• [The problem]
Your task is to copy every line of this material exactly.

• [Data records]
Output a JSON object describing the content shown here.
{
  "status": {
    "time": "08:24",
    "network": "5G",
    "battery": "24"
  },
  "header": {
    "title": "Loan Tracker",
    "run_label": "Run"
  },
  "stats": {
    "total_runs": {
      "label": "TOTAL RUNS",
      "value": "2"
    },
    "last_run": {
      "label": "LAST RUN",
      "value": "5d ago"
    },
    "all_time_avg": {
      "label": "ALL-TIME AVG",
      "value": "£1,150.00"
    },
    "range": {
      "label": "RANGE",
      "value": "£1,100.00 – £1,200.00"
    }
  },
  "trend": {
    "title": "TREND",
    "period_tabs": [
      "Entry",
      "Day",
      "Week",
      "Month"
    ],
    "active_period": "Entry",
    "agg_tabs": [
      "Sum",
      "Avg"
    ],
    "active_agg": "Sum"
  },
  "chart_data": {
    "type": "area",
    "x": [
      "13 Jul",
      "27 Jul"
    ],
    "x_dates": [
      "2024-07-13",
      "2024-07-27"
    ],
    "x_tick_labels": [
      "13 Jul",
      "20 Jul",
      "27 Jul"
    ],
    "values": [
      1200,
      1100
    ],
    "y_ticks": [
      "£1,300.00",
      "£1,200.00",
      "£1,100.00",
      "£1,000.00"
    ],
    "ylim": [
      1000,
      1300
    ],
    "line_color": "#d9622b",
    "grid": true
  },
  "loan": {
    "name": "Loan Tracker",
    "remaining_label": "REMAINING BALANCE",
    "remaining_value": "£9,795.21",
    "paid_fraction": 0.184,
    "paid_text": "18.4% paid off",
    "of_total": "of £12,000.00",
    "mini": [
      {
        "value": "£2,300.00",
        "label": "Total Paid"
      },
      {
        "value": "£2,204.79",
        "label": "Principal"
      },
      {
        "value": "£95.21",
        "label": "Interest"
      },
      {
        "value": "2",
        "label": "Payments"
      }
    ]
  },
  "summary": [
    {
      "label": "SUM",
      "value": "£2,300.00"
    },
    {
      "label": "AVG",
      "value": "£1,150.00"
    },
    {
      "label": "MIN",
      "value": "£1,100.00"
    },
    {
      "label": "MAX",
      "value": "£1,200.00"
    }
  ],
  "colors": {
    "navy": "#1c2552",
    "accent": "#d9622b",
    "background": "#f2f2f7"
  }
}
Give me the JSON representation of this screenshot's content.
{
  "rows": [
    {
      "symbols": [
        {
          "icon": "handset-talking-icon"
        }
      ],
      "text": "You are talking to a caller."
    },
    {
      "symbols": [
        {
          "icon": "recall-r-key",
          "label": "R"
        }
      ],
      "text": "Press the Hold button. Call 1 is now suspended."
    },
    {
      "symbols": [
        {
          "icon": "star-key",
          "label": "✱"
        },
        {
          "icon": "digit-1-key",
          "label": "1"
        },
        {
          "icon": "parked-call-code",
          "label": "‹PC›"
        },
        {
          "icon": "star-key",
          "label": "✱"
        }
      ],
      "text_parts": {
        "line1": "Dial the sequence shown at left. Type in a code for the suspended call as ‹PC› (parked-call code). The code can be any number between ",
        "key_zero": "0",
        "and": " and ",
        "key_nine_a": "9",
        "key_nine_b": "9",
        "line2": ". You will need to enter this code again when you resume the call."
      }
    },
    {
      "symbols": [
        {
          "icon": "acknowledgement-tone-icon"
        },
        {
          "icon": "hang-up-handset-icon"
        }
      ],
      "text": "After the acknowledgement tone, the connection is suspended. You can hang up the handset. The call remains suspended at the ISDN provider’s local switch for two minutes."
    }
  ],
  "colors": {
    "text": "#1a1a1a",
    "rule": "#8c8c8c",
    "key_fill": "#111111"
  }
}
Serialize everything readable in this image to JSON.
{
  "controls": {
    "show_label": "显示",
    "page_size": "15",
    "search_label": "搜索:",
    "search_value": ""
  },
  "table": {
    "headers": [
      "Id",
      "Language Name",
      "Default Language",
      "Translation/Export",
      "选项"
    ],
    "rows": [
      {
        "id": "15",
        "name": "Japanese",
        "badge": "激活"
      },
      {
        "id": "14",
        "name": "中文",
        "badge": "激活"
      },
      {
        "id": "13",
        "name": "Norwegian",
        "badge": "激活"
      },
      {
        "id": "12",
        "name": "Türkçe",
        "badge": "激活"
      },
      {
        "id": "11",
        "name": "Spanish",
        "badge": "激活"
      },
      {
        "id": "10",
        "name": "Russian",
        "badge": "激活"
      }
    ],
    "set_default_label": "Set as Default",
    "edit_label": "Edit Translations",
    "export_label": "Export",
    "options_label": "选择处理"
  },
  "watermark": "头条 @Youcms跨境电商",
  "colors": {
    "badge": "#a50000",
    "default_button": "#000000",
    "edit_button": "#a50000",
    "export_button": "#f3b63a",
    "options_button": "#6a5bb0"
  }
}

• [Exercise solution]
Output a JSON object describing the content shown here.
{
  "status": {
    "time": "08:24",
    "network": "5G",
    "battery": "24"
  },
  "header": {
    "title": "Loan Tracker",
    "run_label": "Run"
  },
  "stats": {
    "total_runs": {
      "label": "TOTAL RUNS",
      "value": "2"
    },
    "last_run": {
      "label": "LAST RUN",
      "value": "5d ago"
    },
    "all_time_avg": {
      "label": "ALL-TIME AVG",
      "value": "£1,150.00"
    },
    "range": {
      "label": "RANGE",
      "value": "£1,100.00 – £1,200.00"
    }
  },
  "trend": {
    "title": "TREND",
    "period_tabs": [
      "Entry",
      "Day",
      "Week",
      "Month"
    ],
    "active_period": "Entry",
    "agg_tabs": [
      "Sum",
      "Avg"
    ],
    "active_agg": "Sum"
  },
  "chart_data": {
    "type": "area",
    "x": [
      "13 Jul",
      "27 Jul"
    ],
    "x_dates": [
      "2024-07-13",
      "2024-07-27"
    ],
    "x_tick_labels": [
      "13 Jul",
      "20 Jul",
      "27 Jul"
    ],
    "values": [
      1200,
      1100
    ],
    "y_ticks": [
      "£1,300.00",
      "£1,200.00",
      "£1,100.00",
      "£1,000.00"
    ],
    "ylim": [
      1000,
      1300
    ],
    "line_color": "#d9622b",
    "grid": true
  },
  "loan": {
    "name": "Loan Tracker",
    "remaining_label": "REMAINING BALANCE",
    "remaining_value": "£9,795.21",
    "paid_fraction": 0.184,
    "paid_text": "18.4% paid off",
    "of_total": "of £12,000.00",
    "mini": [
      {
        "value": "£2,300.00",
        "label": "Total Paid"
      },
      {
        "value": "£2,204.79",
        "label": "Principal"
      },
      {
        "value": "£95.21",
        "label": "Interest"
      },
      {
        "value": "2",
        "label": "Payments"
      }
    ]
  },
  "summary": [
    {
      "label": "SUM",
      "value": "£2,300.00"
    },
    {
      "label": "AVG",
      "value": "£1,150.00"
    },
    {
      "label": "MIN",
      "value": "£1,100.00"
    },
    {
      "label": "MAX",
      "value": "£1,200.00"
    }
  ],
  "colors": {
    "navy": "#1c2552",
    "accent": "#d9622b",
    "background": "#f2f2f7"
  }
}
Give me the JSON representation of this screenshot's content.
{
  "rows": [
    {
      "symbols": [
        {
          "icon": "handset-talking-icon"
        }
      ],
      "text": "You are talking to a caller."
    },
    {
      "symbols": [
        {
          "icon": "recall-r-key",
          "label": "R"
        }
      ],
      "text": "Press the Hold button. Call 1 is now suspended."
    },
    {
      "symbols": [
        {
          "icon": "star-key",
          "label": "✱"
        },
        {
          "icon": "digit-1-key",
          "label": "1"
        },
        {
          "icon": "parked-call-code",
          "label": "‹PC›"
        },
        {
          "icon": "star-key",
          "label": "✱"
        }
      ],
      "text_parts": {
        "line1": "Dial the sequence shown at left. Type in a code for the suspended call as ‹PC› (parked-call code). The code can be any number between ",
        "key_zero": "0",
        "and": " and ",
        "key_nine_a": "9",
        "key_nine_b": "9",
        "line2": ". You will need to enter this code again when you resume the call."
      }
    },
    {
      "symbols": [
        {
          "icon": "acknowledgement-tone-icon"
        },
        {
          "icon": "hang-up-handset-icon"
        }
      ],
      "text": "After the acknowledgement tone, the connection is suspended. You can hang up the handset. The call remains suspended at the ISDN provider’s local switch for two minutes."
    }
  ],
  "colors": {
    "text": "#1a1a1a",
    "rule": "#8c8c8c",
    "key_fill": "#111111"
  }
}
Serialize everything readable in this image to JSON.
{
  "controls": {
    "show_label": "显示",
    "page_size": "15",
    "search_label": "搜索:",
    "search_value": ""
  },
  "table": {
    "headers": [
      "Id",
      "Language Name",
      "Default Language",
      "Translation/Export",
      "选项"
    ],
    "rows": [
      {
        "id": "15",
        "name": "Japanese",
        "badge": "激活"
      },
      {
        "id": "14",
        "name": "中文",
        "badge": "激活"
      },
      {
        "id": "13",
        "name": "Norwegian",
        "badge": "激活"
      },
      {
        "id": "12",
        "name": "Türkçe",
        "badge": "激活"
      },
      {
        "id": "11",
        "name": "Spanish",
        "badge": "激活"
      },
      {
        "id": "10",
        "name": "Russian",
        "badge": "激活"
      }
    ],
    "set_default_label": "Set as Default",
    "edit_label": "Edit Translations",
    "export_label": "Export",
    "options_label": "选择处理"
  },
  "watermark": "头条 @Youcms跨境电商",
  "colors": {
    "badge": "#a50000",
    "default_button": "#000000",
    "edit_button": "#a50000",
    "export_button": "#f3b63a",
    "options_button": "#6a5bb0"
  }
}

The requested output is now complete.